This year’s conference theme, “More Seats at the Table,” necessitates that everyone join in to promote access and create what the conference CFP refers to as “radical inclusion.” We can do it! CWPA’s commitment to accessibility for all members begins with each of us – and the important work of delivering accessible presentations must occur alongside project invention – as we make and design our materials. Of course, this will be a multi-year journey, but we are proud of the steps we’ve taken for this conference, most notably in securing CART (Computer Aided Real–Time Captioning or Communication Access Realtime Translation) support for the major full-group addresses, in which a professional types what is being said verbatim so that people can read the text output. This service will be offered at the Plenary, Awards Luncheon, and Saturday Panel.

 

Preparing and Delivering Accessible Presentations
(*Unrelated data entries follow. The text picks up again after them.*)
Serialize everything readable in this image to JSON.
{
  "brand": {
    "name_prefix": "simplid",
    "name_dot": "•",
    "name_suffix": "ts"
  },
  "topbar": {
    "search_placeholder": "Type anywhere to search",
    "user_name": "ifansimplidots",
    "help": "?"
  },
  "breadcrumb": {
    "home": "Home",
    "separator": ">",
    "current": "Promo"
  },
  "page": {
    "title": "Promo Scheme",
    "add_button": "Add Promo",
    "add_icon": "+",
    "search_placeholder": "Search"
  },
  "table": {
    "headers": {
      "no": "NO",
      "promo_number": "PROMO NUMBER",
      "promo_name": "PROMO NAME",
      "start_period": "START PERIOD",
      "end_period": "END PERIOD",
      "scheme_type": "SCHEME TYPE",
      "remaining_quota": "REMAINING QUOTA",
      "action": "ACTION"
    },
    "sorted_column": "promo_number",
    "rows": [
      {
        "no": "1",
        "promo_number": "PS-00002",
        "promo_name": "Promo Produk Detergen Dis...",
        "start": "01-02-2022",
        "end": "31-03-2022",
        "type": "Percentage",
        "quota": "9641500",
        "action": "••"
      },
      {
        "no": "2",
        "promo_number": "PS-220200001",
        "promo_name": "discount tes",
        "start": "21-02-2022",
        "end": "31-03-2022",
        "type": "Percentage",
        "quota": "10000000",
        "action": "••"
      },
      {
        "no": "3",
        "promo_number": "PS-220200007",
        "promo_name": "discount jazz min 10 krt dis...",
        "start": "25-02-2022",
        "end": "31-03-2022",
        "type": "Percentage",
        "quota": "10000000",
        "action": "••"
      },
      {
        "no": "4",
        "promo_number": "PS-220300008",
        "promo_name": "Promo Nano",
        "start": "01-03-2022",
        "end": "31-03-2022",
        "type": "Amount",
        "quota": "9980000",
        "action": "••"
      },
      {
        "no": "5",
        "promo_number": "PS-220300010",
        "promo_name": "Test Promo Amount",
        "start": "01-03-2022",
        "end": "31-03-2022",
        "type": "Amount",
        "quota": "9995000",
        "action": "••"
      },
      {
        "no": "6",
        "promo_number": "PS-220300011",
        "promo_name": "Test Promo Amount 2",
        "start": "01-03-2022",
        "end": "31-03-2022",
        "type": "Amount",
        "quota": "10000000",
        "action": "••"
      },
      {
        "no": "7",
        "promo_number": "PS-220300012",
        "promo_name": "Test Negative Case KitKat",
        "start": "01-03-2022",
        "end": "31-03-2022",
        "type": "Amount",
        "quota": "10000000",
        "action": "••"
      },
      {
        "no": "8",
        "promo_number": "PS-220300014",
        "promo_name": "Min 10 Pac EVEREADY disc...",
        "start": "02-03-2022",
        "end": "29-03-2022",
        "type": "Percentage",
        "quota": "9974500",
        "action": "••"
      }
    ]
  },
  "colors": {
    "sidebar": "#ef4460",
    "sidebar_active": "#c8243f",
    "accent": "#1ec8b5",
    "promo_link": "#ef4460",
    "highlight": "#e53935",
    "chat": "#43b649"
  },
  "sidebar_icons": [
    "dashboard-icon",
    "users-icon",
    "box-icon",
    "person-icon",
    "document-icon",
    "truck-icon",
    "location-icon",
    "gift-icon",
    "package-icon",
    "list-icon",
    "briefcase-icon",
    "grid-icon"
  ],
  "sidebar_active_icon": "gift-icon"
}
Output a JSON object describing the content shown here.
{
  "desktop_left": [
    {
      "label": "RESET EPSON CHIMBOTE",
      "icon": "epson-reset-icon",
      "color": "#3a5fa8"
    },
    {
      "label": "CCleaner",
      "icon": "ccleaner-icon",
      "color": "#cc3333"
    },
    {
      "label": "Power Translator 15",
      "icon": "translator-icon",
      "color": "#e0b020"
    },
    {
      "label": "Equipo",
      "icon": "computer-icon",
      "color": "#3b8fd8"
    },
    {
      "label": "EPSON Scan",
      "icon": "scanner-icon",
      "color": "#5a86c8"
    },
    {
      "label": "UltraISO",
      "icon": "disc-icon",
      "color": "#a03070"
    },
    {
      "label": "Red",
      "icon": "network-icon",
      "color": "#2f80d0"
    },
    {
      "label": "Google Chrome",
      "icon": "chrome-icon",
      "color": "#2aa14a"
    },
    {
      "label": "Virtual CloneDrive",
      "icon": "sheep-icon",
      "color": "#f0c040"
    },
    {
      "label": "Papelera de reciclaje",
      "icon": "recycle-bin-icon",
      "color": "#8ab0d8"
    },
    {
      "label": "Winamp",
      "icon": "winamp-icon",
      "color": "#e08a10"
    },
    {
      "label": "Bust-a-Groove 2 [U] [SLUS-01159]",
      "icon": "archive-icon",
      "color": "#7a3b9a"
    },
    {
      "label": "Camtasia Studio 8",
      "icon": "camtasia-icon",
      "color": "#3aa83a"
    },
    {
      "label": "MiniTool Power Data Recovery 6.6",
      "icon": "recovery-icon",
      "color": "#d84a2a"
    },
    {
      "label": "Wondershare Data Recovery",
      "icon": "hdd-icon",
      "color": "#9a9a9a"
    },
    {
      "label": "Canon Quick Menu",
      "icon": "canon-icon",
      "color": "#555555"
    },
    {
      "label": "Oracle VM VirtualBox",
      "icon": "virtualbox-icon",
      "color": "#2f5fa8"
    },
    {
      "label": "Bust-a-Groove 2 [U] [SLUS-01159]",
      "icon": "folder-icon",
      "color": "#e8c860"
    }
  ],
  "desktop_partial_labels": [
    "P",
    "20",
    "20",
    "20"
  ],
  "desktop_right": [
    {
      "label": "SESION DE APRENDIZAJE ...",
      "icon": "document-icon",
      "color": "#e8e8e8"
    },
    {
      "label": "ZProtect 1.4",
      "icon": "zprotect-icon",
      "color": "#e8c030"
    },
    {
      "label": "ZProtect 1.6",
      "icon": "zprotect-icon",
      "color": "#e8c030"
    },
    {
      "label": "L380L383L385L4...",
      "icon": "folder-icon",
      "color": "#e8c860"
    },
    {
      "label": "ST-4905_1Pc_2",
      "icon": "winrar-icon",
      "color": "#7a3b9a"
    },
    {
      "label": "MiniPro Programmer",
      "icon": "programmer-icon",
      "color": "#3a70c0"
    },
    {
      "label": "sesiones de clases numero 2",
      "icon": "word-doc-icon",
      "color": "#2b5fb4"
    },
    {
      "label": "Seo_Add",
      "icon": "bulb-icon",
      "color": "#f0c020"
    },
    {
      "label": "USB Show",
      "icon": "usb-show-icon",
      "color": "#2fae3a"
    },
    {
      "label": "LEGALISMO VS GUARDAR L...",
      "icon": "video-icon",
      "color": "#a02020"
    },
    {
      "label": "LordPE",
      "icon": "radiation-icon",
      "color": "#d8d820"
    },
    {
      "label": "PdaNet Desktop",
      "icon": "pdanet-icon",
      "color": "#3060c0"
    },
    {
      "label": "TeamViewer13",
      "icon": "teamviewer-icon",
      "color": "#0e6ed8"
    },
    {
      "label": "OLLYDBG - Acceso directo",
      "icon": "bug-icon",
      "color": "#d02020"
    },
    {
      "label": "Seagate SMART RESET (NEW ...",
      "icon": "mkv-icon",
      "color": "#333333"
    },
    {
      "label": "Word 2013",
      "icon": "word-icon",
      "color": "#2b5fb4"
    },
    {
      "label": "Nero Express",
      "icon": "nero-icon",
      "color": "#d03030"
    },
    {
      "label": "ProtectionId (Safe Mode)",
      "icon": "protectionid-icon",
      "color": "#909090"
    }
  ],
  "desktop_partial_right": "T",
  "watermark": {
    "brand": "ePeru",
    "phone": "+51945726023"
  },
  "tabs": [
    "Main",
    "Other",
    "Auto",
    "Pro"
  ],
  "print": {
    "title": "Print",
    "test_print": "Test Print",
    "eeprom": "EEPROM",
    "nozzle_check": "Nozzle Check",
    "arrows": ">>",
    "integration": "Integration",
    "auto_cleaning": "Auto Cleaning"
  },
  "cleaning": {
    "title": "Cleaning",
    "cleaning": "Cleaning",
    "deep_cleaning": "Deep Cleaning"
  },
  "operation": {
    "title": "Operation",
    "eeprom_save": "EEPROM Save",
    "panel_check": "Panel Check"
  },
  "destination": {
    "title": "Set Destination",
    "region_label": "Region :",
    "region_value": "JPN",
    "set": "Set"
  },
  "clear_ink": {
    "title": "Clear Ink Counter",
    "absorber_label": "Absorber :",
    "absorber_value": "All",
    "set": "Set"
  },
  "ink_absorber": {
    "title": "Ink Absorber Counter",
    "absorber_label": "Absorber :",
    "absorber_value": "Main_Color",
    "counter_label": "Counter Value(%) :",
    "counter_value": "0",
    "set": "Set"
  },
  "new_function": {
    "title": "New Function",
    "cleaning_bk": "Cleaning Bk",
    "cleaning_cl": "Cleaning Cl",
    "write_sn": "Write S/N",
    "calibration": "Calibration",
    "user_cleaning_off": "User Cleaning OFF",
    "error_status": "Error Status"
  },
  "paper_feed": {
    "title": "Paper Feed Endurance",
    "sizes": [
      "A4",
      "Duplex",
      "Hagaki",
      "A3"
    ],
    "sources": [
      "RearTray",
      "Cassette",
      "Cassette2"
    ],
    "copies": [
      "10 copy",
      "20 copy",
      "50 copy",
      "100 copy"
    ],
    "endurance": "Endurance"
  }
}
The conference website, https://www.cwpa2019.com/conference-accessibility (www DOT cwpa2019 DOT com SLASH conference DASH accessibility), includes information and resources about preparing and delivering accessible presentations. The compiled materials are written by members of CCCC’s Committee on Disability Issues.

 

For suggestions on presentation space, handout design, digital access, and scripts, refer to “Composing Access,” which offers resources on preparing your presentation: https://u.osu.edu/composingaccess/before-the-presentation/ (u DOT osu DOT edu SLASH composingaccess SLASH before DASH the DASH presentation). For suggestions on delivering accessible presentations, view https://u.osu.edu/composingaccess/during-the-presentation/ (u DOT osu DOT edu SLASH composingaccess SLASH during DASH the DASH presentation).

 

Tara Wood provides detailed feedback on preparing a script, designing audio/visual elements, and interacting with sign interpreters or transcriptionists in this 2-page handout, Preparing an Accessible Presentation

The more accessible your presentation, the more likely your ideas are to reach all people who attend your session. Provide alternative formats of your materials at the beginning of the panel. Some may not be at the conference, so providing digital materials increases the distribution of your ideas.  Some may appreciate spoken translation of images.  Some may prefer to write questions instead of voicing them.

Here are some suggestions for how to make your presentation more accessible:

- Provide both large print versions (18 point) and 12 point of handouts.

- Provide both digital and paper versions as well as your in-person delivery.

- Bring the materials to the audience. Don’t assume all can move easily to get them.

- Describe presentation visuals. Don’t assume all can see them well.

- For Q&A, gather questions by index cards. Don’t rely on voice only.

 

Thank you for sharing your ideas with the CWPA community! We look forward to seeing you in Baltimore.

 

Collegially,

 

Mark Blaauw-Hara, PhD

President, Council of Writing Program Administrators

Writing Program Coordinator and Professor of English

North Central Michigan College